In conclusion, life on Galxe presents unique challenges that astronauts must adapt to physically and psychologically. Through their experiences, astronauts contribute to research in various fields, including bone and muscle loss, cardiovascular and immune systems, and life support systems. The knowledge gained from these studies will not only benefit future space exploration but also advance the understanding of human physiology in extreme environments.
Future Prospects: Expanding Human Presence in Space
As humanity continues to push the boundaries of space exploration, the prospect of expanding human presence beyond Earth is becoming increasingly realistic. The International Space Station (ISS) has served as a stepping stone for this endeavor, providing valuable insights into the challenges and opportunities of living and working in space.

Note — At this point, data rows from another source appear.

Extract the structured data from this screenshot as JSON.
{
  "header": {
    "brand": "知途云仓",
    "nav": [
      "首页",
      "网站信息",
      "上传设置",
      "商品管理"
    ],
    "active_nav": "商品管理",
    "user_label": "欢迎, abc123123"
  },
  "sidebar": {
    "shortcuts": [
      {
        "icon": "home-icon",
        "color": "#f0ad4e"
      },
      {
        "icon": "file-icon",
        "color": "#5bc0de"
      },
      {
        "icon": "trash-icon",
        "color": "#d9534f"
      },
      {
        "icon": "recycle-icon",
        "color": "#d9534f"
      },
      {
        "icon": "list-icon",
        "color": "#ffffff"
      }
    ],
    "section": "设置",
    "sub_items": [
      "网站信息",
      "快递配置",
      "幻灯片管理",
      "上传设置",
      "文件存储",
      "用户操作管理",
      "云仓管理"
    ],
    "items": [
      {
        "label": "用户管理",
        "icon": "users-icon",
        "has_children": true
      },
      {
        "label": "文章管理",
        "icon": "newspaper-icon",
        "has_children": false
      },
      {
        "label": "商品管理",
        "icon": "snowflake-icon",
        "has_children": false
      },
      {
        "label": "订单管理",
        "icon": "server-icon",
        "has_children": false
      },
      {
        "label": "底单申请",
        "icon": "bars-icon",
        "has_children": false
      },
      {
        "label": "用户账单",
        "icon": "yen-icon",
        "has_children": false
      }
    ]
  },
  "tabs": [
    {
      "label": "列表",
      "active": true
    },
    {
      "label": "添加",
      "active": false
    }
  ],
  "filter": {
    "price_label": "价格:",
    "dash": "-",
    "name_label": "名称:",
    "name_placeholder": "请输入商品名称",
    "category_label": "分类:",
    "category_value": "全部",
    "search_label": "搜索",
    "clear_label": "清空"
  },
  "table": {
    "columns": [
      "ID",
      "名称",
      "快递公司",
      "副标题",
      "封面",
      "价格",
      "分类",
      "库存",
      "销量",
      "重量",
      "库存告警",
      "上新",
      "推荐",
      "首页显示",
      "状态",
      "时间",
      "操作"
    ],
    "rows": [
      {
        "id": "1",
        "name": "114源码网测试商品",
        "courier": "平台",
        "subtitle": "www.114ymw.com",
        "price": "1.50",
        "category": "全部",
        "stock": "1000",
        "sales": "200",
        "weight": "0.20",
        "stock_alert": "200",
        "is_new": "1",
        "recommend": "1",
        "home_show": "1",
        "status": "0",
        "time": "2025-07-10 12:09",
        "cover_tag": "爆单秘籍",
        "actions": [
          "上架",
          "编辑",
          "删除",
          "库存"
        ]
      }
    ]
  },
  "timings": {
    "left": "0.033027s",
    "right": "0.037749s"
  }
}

One of the key future prospects is the establishment of a lunar base. The Moon, with its proximity to Earth and resources such as water ice, has been identified as a potential location for a sustainable habitat. A lunar base would not only serve as a scientific outpost but also as a testing ground for technologies and methodologies essential for long-duration space missions.
Another future prospect is the colonization of Mars. Mars, with its similarities to Earth in terms of size and terrain, has long fascinated scientists and explorers. Recent robotic missions have provided important information about the red planet’s atmosphere, geology, and potential for supporting life. With advances in propulsion systems and life support technologies, a manned mission to Mars is becoming a more realistic goal.
In addition to the Moon and Mars, there is also increasing interest in exploring and colonizing other celestial bodies, such as asteroids and moons of Jupiter and Saturn. These diverse environments offer unique scientific and exploration opportunities, as well as potential resources for future space missions.
Expanding human presence in space also involves the development of more advanced spacecraft and habitats. NASA’s Artemis program aims to return humans to the Moon by 2024 and establish a sustainable presence by 2028. Private companies like SpaceX are also working towards sending humans to Mars in the near future. These ambitious projects require innovative spacecraft designs, advanced life support systems, and efficient propulsion technologies.
As we look to the future, the expansion of human presence in space holds great promise. It not only enables further scientific research and exploration but also opens up new opportunities for resource utilization, technological advancements, and international collaboration. With continued investment and dedication, humanity may one day become a truly spacefaring species.
What is the Space Station?
The Space Station, also known as the International Space Station (ISS), is a habitable space station that orbits Earth.
How does life on the Galxe differ from life on Earth?
Life on Galxe is completely different from life on Earth, as it is an extraterrestrial habitat that is far away from our home planet.
What is the purpose of exploring the extraterrestrial habitat of the Space Station?
The exploration of the extraterrestrial habitat of the Space Station is aimed at understanding the challenges and possibilities of life in space, as well as gaining insights that can be applied to future space missions or the potential colonization of other planets.
What are the main challenges of living on Galxe?
The main challenges of living on Galxe include the lack of breathable atmosphere, extreme temperatures, isolation from Earth, and the need for advanced technology to sustain life in such an environment.